§ Required work:
Nothing but a number is needed here; count the lines of the listing that include "insurance".

§ Given records:
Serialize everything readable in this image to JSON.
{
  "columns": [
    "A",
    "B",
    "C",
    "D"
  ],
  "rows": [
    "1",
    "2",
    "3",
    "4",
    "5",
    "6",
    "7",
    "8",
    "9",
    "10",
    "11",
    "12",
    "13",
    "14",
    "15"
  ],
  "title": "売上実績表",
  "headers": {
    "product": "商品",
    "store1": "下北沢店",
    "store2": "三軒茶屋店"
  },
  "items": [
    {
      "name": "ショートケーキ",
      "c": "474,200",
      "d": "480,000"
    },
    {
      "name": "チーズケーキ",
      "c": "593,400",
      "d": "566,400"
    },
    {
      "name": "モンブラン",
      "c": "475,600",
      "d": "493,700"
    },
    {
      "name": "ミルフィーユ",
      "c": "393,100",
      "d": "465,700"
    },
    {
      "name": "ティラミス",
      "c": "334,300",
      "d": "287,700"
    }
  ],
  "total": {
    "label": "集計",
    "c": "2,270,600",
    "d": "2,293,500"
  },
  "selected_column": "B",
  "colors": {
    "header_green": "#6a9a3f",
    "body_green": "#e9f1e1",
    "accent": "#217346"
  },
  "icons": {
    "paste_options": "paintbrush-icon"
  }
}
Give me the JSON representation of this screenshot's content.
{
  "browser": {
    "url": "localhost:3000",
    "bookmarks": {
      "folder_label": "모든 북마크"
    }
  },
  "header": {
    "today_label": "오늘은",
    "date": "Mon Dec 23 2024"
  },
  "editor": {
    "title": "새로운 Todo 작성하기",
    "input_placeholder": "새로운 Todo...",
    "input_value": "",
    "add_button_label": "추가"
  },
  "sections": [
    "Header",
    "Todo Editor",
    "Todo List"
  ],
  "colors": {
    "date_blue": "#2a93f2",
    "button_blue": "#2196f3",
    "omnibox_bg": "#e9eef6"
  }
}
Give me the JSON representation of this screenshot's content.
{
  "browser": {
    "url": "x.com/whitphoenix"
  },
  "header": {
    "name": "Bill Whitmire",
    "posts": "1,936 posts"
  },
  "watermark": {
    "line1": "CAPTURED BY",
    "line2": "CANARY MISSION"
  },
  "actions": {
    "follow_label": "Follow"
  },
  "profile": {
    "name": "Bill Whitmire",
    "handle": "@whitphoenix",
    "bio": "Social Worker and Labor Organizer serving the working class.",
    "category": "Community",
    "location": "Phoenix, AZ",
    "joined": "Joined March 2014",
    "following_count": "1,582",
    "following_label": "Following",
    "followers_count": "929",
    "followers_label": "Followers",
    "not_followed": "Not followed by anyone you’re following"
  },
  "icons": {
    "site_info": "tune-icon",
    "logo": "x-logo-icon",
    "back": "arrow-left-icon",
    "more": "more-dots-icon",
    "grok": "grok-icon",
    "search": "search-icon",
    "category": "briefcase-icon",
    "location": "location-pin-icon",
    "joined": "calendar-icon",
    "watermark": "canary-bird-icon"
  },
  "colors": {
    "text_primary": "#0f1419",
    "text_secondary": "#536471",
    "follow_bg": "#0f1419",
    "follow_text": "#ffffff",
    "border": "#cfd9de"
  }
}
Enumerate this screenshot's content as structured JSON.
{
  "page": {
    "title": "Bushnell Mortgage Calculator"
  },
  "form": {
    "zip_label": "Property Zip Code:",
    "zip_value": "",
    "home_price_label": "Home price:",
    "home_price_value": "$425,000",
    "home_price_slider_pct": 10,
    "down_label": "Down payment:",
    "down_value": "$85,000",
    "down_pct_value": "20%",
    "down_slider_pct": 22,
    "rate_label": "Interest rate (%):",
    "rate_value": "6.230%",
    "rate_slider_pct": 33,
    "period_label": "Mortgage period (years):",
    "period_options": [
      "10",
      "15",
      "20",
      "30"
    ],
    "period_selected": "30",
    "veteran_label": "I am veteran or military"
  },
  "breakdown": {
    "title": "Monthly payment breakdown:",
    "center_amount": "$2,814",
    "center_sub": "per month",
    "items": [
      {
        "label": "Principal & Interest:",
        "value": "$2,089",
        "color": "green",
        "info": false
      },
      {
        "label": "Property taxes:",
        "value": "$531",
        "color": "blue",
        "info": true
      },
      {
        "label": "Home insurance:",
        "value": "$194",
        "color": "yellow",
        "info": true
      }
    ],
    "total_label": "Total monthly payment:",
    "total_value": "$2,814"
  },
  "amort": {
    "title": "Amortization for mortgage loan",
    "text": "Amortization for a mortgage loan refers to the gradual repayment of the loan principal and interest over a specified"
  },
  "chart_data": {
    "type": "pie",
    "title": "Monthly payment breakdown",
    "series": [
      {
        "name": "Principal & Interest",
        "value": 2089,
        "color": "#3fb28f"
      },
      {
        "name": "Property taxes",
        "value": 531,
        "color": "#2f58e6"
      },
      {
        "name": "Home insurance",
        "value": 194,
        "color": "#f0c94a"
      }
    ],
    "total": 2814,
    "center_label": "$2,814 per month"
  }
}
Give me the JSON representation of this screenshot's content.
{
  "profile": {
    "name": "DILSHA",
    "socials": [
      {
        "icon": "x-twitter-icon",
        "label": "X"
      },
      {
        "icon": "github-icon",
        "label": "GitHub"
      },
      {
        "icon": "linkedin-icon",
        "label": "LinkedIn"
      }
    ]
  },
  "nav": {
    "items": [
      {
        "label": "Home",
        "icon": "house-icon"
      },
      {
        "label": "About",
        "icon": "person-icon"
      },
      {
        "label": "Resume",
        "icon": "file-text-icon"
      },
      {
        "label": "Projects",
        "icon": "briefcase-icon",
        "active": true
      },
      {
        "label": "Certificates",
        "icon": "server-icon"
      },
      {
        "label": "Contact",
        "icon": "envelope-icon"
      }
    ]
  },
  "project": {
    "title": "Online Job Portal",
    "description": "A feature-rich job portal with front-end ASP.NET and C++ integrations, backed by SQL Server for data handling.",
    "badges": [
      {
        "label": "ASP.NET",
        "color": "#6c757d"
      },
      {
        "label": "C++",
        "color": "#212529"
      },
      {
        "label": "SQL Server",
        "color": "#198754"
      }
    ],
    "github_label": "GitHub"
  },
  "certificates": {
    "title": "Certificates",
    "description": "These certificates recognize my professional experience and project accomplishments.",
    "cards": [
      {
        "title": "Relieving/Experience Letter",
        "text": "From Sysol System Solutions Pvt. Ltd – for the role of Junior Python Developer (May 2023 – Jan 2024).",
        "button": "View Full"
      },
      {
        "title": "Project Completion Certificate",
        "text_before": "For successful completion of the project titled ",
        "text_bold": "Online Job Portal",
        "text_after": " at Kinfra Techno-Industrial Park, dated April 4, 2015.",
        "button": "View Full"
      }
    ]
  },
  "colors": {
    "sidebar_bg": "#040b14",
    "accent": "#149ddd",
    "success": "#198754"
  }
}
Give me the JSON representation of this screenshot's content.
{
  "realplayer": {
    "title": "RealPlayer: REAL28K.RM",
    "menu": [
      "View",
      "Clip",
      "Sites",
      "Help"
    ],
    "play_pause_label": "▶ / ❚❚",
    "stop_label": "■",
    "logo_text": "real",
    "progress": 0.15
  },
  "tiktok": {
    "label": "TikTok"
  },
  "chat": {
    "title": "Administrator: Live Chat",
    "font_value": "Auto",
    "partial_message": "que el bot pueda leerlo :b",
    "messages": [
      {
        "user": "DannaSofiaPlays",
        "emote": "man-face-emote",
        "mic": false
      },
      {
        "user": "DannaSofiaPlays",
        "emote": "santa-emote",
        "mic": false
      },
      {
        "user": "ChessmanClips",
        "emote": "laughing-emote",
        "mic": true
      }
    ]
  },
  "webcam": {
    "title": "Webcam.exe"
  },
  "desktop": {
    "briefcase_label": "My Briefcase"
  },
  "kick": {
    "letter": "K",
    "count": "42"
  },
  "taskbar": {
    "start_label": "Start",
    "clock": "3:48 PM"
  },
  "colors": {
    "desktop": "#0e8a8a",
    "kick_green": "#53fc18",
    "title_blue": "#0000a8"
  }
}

§ Reply to the exercise:
2